Task prompt ->
What lines of the data below hold the string "sequenceSearch"? Copy each one.

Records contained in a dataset
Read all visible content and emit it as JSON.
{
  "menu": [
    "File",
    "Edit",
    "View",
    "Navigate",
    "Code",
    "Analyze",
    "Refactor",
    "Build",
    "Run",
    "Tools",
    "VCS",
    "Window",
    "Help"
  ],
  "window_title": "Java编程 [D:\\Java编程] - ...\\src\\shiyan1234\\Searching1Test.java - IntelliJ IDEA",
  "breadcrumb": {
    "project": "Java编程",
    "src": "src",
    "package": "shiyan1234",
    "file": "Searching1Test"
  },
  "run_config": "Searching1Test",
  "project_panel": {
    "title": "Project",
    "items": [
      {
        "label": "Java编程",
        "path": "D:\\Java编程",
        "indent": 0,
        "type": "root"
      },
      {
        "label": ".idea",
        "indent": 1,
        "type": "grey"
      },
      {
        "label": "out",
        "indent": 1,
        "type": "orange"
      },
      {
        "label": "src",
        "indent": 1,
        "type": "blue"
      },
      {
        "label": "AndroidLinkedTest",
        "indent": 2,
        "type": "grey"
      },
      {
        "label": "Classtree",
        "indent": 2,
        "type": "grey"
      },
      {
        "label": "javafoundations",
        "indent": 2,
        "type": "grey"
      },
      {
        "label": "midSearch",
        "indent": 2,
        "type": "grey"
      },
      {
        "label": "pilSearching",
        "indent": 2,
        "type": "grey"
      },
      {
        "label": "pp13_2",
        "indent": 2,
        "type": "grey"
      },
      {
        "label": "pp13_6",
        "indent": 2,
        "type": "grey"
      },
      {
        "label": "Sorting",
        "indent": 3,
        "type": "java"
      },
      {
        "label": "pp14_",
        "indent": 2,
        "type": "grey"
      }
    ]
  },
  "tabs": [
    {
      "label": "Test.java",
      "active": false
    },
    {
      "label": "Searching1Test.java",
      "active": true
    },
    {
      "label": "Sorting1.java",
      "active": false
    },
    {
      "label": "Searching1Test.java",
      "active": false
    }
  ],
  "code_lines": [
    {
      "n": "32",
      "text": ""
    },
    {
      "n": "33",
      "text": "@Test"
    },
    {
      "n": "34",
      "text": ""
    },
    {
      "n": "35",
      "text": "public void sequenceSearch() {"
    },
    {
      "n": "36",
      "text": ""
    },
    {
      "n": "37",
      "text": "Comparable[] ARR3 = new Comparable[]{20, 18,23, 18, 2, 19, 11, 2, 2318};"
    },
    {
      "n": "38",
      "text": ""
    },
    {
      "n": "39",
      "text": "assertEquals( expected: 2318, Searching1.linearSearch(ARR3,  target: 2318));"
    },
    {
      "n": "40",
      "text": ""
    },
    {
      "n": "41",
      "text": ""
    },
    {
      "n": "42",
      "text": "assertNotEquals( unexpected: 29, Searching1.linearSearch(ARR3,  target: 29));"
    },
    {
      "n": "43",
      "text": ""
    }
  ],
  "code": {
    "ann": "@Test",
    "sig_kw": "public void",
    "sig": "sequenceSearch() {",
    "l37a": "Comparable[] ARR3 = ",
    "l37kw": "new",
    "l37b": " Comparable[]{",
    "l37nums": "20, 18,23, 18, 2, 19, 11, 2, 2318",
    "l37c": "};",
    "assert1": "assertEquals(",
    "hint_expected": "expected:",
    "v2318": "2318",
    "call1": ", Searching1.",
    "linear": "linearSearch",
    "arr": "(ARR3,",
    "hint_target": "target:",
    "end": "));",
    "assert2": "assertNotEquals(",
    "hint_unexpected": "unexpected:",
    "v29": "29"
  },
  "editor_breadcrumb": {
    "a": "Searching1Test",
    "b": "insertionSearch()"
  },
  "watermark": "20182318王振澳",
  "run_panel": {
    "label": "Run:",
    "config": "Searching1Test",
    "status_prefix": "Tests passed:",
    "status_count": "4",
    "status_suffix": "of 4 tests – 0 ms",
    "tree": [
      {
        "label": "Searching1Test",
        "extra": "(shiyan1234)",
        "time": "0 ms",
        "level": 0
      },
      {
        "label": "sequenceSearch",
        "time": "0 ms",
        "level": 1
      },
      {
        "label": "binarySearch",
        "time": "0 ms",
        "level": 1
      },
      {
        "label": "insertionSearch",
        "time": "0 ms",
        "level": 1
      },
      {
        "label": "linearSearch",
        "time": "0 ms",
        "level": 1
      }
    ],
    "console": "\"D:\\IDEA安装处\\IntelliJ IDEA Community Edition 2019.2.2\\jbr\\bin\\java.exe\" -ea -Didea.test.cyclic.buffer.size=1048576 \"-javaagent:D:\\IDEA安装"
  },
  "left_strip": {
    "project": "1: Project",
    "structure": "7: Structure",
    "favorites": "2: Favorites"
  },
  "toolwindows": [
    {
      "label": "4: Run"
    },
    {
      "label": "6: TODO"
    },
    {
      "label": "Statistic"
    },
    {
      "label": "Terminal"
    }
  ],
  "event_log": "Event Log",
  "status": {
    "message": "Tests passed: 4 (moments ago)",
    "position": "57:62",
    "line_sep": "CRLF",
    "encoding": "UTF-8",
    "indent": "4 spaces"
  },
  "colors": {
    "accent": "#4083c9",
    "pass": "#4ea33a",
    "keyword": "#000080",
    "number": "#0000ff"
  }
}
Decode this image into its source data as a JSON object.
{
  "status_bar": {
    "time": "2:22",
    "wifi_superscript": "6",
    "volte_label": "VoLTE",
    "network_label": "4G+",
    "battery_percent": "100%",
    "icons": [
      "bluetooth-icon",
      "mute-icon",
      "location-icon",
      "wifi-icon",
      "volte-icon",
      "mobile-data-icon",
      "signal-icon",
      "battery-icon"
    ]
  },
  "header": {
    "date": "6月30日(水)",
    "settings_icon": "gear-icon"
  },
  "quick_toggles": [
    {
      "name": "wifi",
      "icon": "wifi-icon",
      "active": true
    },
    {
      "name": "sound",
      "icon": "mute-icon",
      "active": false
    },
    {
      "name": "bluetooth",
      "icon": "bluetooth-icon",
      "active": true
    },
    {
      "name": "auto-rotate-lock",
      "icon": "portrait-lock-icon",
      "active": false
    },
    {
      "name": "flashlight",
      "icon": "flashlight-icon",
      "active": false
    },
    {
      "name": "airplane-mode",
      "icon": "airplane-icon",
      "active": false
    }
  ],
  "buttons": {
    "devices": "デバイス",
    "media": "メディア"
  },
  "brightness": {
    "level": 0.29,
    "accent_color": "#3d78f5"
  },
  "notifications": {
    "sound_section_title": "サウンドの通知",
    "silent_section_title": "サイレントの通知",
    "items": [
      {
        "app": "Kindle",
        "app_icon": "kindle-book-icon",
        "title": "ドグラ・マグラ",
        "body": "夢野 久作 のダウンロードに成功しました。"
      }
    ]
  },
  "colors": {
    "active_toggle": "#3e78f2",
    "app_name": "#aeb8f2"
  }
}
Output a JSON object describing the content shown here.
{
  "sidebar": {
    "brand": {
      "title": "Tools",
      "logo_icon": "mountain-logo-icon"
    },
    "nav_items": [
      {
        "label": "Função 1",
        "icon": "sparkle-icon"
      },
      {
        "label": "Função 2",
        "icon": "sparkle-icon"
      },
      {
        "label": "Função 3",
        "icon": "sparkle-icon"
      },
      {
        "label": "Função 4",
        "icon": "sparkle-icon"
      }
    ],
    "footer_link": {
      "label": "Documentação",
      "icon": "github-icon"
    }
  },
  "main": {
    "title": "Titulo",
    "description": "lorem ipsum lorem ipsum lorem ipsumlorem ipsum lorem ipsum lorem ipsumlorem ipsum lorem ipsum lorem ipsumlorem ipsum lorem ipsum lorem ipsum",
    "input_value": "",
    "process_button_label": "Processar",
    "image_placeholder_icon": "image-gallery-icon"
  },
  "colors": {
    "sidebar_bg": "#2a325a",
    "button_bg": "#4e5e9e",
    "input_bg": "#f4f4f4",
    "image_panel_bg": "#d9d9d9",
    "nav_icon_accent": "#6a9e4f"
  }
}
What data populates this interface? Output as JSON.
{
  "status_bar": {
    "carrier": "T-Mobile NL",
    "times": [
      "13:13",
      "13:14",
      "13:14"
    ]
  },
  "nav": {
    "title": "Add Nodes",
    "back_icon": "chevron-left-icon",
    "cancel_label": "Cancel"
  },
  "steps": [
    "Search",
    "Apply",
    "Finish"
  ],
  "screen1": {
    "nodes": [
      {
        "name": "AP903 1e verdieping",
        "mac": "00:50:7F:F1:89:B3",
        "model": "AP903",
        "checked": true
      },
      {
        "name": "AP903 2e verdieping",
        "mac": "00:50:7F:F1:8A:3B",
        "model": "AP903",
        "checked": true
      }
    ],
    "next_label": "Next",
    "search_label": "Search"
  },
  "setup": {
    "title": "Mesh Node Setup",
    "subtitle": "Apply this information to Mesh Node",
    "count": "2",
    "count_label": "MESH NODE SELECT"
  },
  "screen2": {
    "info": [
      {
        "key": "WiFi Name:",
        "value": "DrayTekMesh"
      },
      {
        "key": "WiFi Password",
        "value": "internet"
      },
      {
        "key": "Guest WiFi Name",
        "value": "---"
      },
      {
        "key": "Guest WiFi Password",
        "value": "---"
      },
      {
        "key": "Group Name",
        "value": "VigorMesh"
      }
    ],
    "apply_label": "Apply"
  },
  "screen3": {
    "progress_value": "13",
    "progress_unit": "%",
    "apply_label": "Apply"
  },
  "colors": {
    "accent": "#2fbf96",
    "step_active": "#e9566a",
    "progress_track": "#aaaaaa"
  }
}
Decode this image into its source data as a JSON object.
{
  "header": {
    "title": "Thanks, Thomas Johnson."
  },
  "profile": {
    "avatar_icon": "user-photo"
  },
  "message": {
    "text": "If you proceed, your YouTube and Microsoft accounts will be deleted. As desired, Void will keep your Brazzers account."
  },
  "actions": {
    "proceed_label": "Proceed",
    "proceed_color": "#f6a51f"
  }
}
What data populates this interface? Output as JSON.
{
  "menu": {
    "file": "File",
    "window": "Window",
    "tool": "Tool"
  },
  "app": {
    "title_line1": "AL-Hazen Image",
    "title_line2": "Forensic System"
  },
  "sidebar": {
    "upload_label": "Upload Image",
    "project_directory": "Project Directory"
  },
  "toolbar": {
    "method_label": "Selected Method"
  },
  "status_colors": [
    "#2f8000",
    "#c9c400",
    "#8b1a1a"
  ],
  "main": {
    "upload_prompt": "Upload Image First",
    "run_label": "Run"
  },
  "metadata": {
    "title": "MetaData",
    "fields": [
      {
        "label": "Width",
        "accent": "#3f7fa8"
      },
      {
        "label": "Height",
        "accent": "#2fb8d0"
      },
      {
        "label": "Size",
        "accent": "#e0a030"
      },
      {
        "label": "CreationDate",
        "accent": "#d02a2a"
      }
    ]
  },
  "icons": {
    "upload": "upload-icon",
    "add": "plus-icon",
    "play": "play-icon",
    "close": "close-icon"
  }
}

Result below ->
      "text": "public void sequenceSearch() {"
    "sig": "sequenceSearch() {",
        "label": "sequenceSearch",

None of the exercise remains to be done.